----- GIVEN INFORMATION -----

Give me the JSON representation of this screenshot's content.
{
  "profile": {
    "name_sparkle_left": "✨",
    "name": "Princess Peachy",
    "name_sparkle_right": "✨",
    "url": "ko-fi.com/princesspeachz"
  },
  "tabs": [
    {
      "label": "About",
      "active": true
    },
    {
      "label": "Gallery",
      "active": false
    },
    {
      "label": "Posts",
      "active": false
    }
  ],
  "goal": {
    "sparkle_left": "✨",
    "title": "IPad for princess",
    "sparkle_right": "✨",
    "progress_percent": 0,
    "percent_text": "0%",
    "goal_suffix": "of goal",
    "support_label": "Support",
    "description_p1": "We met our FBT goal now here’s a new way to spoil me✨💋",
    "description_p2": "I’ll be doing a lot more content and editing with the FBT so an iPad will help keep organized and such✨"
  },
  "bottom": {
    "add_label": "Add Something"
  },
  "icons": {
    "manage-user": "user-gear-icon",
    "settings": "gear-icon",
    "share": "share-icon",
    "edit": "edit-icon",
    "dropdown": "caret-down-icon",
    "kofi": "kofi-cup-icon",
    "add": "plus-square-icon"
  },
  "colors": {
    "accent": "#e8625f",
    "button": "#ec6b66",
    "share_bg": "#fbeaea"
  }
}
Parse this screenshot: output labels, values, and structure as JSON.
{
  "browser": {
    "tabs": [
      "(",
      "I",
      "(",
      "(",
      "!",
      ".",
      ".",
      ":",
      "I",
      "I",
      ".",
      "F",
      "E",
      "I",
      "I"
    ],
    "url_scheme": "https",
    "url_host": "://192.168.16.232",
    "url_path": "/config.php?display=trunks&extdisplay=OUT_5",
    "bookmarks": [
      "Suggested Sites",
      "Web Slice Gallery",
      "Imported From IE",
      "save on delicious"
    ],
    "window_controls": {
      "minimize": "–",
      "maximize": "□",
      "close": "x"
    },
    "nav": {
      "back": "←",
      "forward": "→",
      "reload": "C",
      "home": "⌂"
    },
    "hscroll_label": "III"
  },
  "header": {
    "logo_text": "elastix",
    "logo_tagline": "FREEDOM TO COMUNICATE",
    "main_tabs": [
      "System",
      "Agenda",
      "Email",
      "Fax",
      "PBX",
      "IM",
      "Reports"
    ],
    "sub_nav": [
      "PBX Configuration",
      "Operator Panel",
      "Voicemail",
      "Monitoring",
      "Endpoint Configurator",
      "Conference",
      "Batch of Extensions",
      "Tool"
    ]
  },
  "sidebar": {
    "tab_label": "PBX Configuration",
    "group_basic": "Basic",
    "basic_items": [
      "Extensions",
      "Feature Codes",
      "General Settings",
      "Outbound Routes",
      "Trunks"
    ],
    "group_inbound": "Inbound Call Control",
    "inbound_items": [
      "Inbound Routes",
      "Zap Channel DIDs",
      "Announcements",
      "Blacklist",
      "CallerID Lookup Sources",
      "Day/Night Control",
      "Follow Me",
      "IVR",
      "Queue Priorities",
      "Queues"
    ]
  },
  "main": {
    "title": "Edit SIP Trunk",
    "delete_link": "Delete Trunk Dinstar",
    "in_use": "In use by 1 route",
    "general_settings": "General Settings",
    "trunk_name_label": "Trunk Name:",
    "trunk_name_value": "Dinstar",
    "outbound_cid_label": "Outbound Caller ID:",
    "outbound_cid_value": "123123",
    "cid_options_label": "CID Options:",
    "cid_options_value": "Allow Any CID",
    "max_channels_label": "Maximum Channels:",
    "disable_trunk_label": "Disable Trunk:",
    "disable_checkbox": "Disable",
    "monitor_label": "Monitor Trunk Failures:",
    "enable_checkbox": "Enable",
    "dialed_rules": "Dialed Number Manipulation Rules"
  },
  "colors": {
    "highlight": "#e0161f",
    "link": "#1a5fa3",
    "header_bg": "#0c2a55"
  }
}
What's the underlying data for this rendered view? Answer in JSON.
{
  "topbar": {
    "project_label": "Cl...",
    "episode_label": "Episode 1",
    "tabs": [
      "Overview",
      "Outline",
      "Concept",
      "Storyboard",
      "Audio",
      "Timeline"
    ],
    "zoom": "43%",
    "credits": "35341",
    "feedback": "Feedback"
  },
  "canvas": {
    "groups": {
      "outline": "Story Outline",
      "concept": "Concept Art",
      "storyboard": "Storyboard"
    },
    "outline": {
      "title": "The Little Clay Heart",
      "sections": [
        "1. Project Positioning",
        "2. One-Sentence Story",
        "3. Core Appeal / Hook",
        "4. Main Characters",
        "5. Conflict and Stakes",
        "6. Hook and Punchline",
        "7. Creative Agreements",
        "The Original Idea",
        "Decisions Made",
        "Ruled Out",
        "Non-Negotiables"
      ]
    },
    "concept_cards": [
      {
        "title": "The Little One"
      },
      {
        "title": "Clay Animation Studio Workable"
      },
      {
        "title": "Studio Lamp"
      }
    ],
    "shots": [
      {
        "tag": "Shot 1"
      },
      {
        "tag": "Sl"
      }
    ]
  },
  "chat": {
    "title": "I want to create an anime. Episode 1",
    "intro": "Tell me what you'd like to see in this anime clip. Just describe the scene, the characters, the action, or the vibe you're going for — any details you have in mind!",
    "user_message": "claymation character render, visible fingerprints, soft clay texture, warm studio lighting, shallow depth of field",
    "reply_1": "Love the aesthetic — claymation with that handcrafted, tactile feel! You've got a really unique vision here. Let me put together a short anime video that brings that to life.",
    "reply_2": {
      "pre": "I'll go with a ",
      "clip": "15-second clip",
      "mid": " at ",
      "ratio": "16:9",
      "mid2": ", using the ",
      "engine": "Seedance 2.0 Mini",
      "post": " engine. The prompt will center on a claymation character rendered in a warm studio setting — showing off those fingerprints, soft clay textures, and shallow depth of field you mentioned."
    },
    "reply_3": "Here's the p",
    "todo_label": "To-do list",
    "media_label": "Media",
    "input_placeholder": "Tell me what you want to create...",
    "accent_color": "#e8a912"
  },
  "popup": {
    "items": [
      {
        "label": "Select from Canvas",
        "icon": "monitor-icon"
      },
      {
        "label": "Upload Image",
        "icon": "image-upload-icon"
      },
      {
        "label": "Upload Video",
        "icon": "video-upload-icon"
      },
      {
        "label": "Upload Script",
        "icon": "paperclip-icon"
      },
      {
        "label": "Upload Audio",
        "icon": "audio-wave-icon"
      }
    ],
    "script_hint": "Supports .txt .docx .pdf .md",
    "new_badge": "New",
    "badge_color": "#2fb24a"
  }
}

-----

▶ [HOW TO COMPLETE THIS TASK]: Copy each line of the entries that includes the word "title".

▶ [RESULT FOR THIS TASK]:
    "title": "IPad for princess",
    "title": "Edit SIP Trunk",
      "title": "The Little Clay Heart",
        "title": "The Little One"
        "title": "Clay Animation Studio Workable"
        "title": "Studio Lamp"
    "title": "I want to create an anime. Episode 1",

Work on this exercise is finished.